Life happens. Usually at the most inopportune time. Years ago, a long-time client of mine came to me with some tough problems. In the past year, she had lost her job and was considering a new path in the healthcare space that would be more fulfilling to her personally.
At the same time, her husband asked for a divorce leaving her and their two children without much financial support. Then she discovered that her mother was terminally ill, and while her mother had help with doctor appointments and treatments, my client still wanted to be with her mother as much as possible, even if just for emotional support. That’s a lot for one person to handle.
Her biggest question, however, was about timing. How could she continue to look for the type of work she loved, even pursuing additional certifications to make her a qualified candidate, while still answering to the demands that have temporarily forced her off course?
We’ve all been there. Maybe not this bad, but we’ve all been challenged at the most inconvenient times to us.
Here are four tips that will help get you through the valley between those peaks.
1. Look at a bridge as an opportunity
There’s no shame in knowing that you’re going through a difficult period and that you have to do what needs to be done in order to survive. Sometimes it means selling your house and moving back in with your family, putting your children in a different school, or taking on jobs that you thought you would never return to. But these options put money in your pocket. And that’s the point. A bridge lets you go from one opportunity to the next without too much hardship.
“A pessimist sees the difficulty in every opportunity; an optimist sees the opportunity in every difficulty.” – Winston Churchill
2. Set hard priorities
For my client, insurance, childcare and income were much more important to her in the short-term than finding that perfect job right away. Because she knew exactly what she needed in the short-term, she was able to take an entry-level administrative job at a large community hospital to satisfy those needs while always keeping her eye on the future.
3. Make a plan

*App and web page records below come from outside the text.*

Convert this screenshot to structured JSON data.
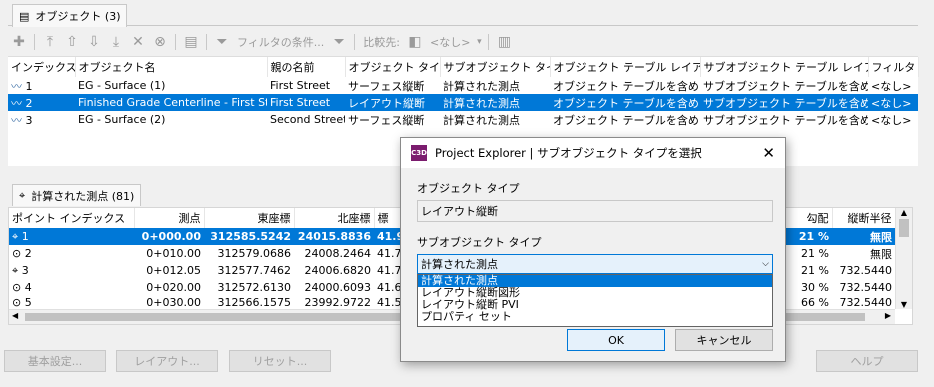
{
  "objects_tab": {
    "label": "オブジェクト (3)"
  },
  "toolbar": {
    "filter_label": "フィルタの条件...",
    "compare_label": "比較先:",
    "compare_value": "<なし>"
  },
  "objects_grid": {
    "headers": [
      "インデックス",
      "オブジェクト名",
      "親の名前",
      "オブジェクト タイプ",
      "サブオブジェクト タイプ",
      "オブジェクト テーブル レイアウト",
      "サブオブジェクト テーブル レイアウト",
      "フィルタ"
    ],
    "rows": [
      {
        "index": "1",
        "name": "EG - Surface (1)",
        "parent": "First Street",
        "type": "サーフェス縦断",
        "subtype": "計算された測点",
        "layout": "オブジェクト テーブルを含める",
        "sublayout": "サブオブジェクト テーブルを含める",
        "filter": "<なし>"
      },
      {
        "index": "2",
        "name": "Finished Grade Centerline - First Street",
        "parent": "First Street",
        "type": "レイアウト縦断",
        "subtype": "計算された測点",
        "layout": "オブジェクト テーブルを含める",
        "sublayout": "サブオブジェクト テーブルを含める",
        "filter": "<なし>"
      },
      {
        "index": "3",
        "name": "EG - Surface (2)",
        "parent": "Second Street",
        "type": "サーフェス縦断",
        "subtype": "計算された測点",
        "layout": "オブジェクト テーブルを含める",
        "sublayout": "サブオブジェクト テーブルを含める",
        "filter": "<なし>"
      }
    ]
  },
  "points_tab": {
    "label": "計算された測点 (81)"
  },
  "points_grid": {
    "headers": [
      "ポイント インデックス",
      "測点",
      "東座標",
      "北座標",
      "標",
      "勾配",
      "縦断半径"
    ],
    "rows": [
      {
        "index": "1",
        "station": "0+000.00",
        "east": "312585.5242",
        "north": "24015.8836",
        "elev": "41.9",
        "grade": "21 %",
        "radius": "無限"
      },
      {
        "index": "2",
        "station": "0+010.00",
        "east": "312579.0686",
        "north": "24008.2464",
        "elev": "41.7",
        "grade": "21 %",
        "radius": "無限"
      },
      {
        "index": "3",
        "station": "0+012.05",
        "east": "312577.7462",
        "north": "24006.6820",
        "elev": "41.7",
        "grade": "21 %",
        "radius": "732.5440"
      },
      {
        "index": "4",
        "station": "0+020.00",
        "east": "312572.6130",
        "north": "24000.6093",
        "elev": "41.6",
        "grade": "30 %",
        "radius": "732.5440"
      },
      {
        "index": "5",
        "station": "0+030.00",
        "east": "312566.1575",
        "north": "23992.9722",
        "elev": "41.5",
        "grade": "66 %",
        "radius": "732.5440"
      }
    ]
  },
  "bottom_buttons": {
    "basic": "基本設定...",
    "layout": "レイアウト...",
    "reset": "リセット...",
    "help": "ヘルプ"
  },
  "dialog": {
    "title": "Project Explorer | サブオブジェクト タイプを選択",
    "app_icon_text": "C3D",
    "object_type_label": "オブジェクト タイプ",
    "object_type_value": "レイアウト縦断",
    "subobject_type_label": "サブオブジェクト タイプ",
    "selected": "計算された測点",
    "options": [
      "計算された測点",
      "レイアウト縦断図形",
      "レイアウト縦断 PVI",
      "プロパティ セット"
    ],
    "ok": "OK",
    "cancel": "キャンセル"
  }
}
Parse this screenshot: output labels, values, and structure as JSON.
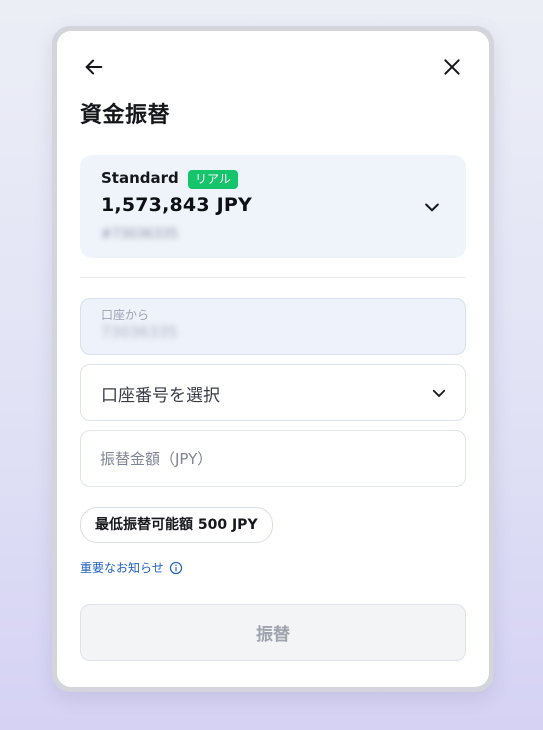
{
  "header": {
    "back_icon": "arrow-left-icon",
    "close_icon": "close-icon",
    "title": "資金振替"
  },
  "account_card": {
    "type": "Standard",
    "badge": "リアル",
    "badge_color": "#15c46b",
    "balance": "1,573,843 JPY",
    "account_number": "#73036335",
    "chevron_icon": "chevron-down-icon"
  },
  "from_field": {
    "label": "口座から",
    "value": "73036335"
  },
  "to_account_select": {
    "placeholder": "口座番号を選択",
    "chevron_icon": "chevron-down-icon"
  },
  "amount_field": {
    "placeholder": "振替金額（JPY）",
    "value": ""
  },
  "min_transfer": {
    "label": "最低振替可能額 500 JPY"
  },
  "notice": {
    "label": "重要なお知らせ",
    "icon": "info-icon",
    "color": "#1f5fbf"
  },
  "submit": {
    "label": "振替",
    "state": "disabled"
  }
}
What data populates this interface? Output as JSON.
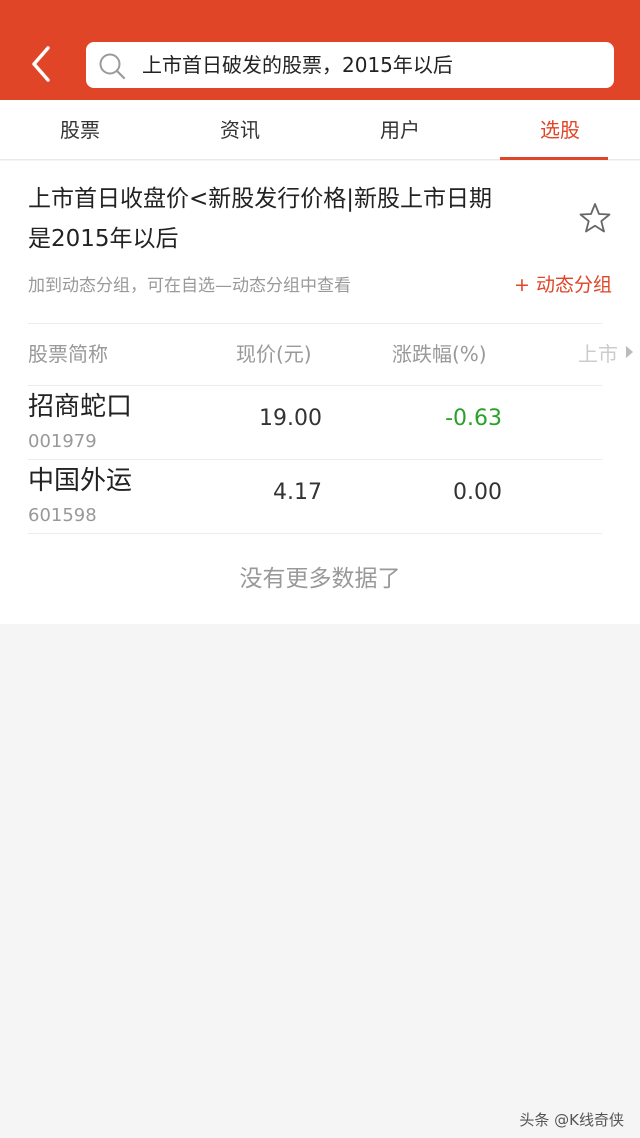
{
  "header": {
    "search_query": "上市首日破发的股票，2015年以后"
  },
  "tabs": [
    {
      "label": "股票",
      "active": false
    },
    {
      "label": "资讯",
      "active": false
    },
    {
      "label": "用户",
      "active": false
    },
    {
      "label": "选股",
      "active": true
    }
  ],
  "condition": {
    "line1": "上市首日收盘价<新股发行价格|新股上市日期",
    "line2": "是2015年以后",
    "hint": "加到动态分组，可在自选—动态分组中查看",
    "add_group": "+ 动态分组"
  },
  "table": {
    "columns": [
      "股票简称",
      "现价(元)",
      "涨跌幅(%)",
      "上市"
    ],
    "rows": [
      {
        "name": "招商蛇口",
        "code": "001979",
        "price": "19.00",
        "change": "-0.63",
        "change_color": "#2aa12a"
      },
      {
        "name": "中国外运",
        "code": "601598",
        "price": "4.17",
        "change": "0.00",
        "change_color": "#333333"
      }
    ]
  },
  "footer": {
    "no_more": "没有更多数据了"
  },
  "watermark": "头条 @K线奇侠",
  "colors": {
    "accent": "#e04527",
    "negative": "#2aa12a"
  },
  "icons": [
    "back-arrow-icon",
    "search-icon",
    "star-icon",
    "chevron-right-icon"
  ]
}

When developing a career strategy with my clients, I always suggest a three-year or five-year plan, and then dive into the smaller three-month and six-month goals. It gives the client a nice vision of what could be, as well as realistic goals for how to get there.
It doesn’t need to be ambitious either. If you’re just starting out, sit down and take stock of where you were a year ago, where you are today and how much farther you need to go in the next three years to shape your five-year plan. Are you behind or ahead of where you thought you would be by now?
Then ask yourself why. For my client, staying at her job for a year meant she would qualify for some certifications and training that would help move her into her desired career. Even though it took her longer, this was something she was more than willing to do.
“Planning is bringing the future into the present so that you can do something about it now.” – Alan Lakein
4. Be forgiving often
This is about forgiving yourself, especially when you don’t want to get out of bed, don’t want to have that difficult conversation, don’t want to sign those papers or show up for what you know will be more bad news. Spend time outdoors and breath.
Spend time with your children or your pets (or both). Go for long walks in nature. Do anything that will help restore your balance. Find a trusted friend or professional that will listen to you, but most of all, don’t be hard on yourself. If you couldn’t handle it, you wouldn’t be going through it, and having that mindset actually puts you in a position of power.
For my client, eventually she met someone new, she spent quality time with her mother before her passing, and she is now a registered nurse. Being a leader is not what you do; it’s who you are. Sometimes who you are has to be very strong.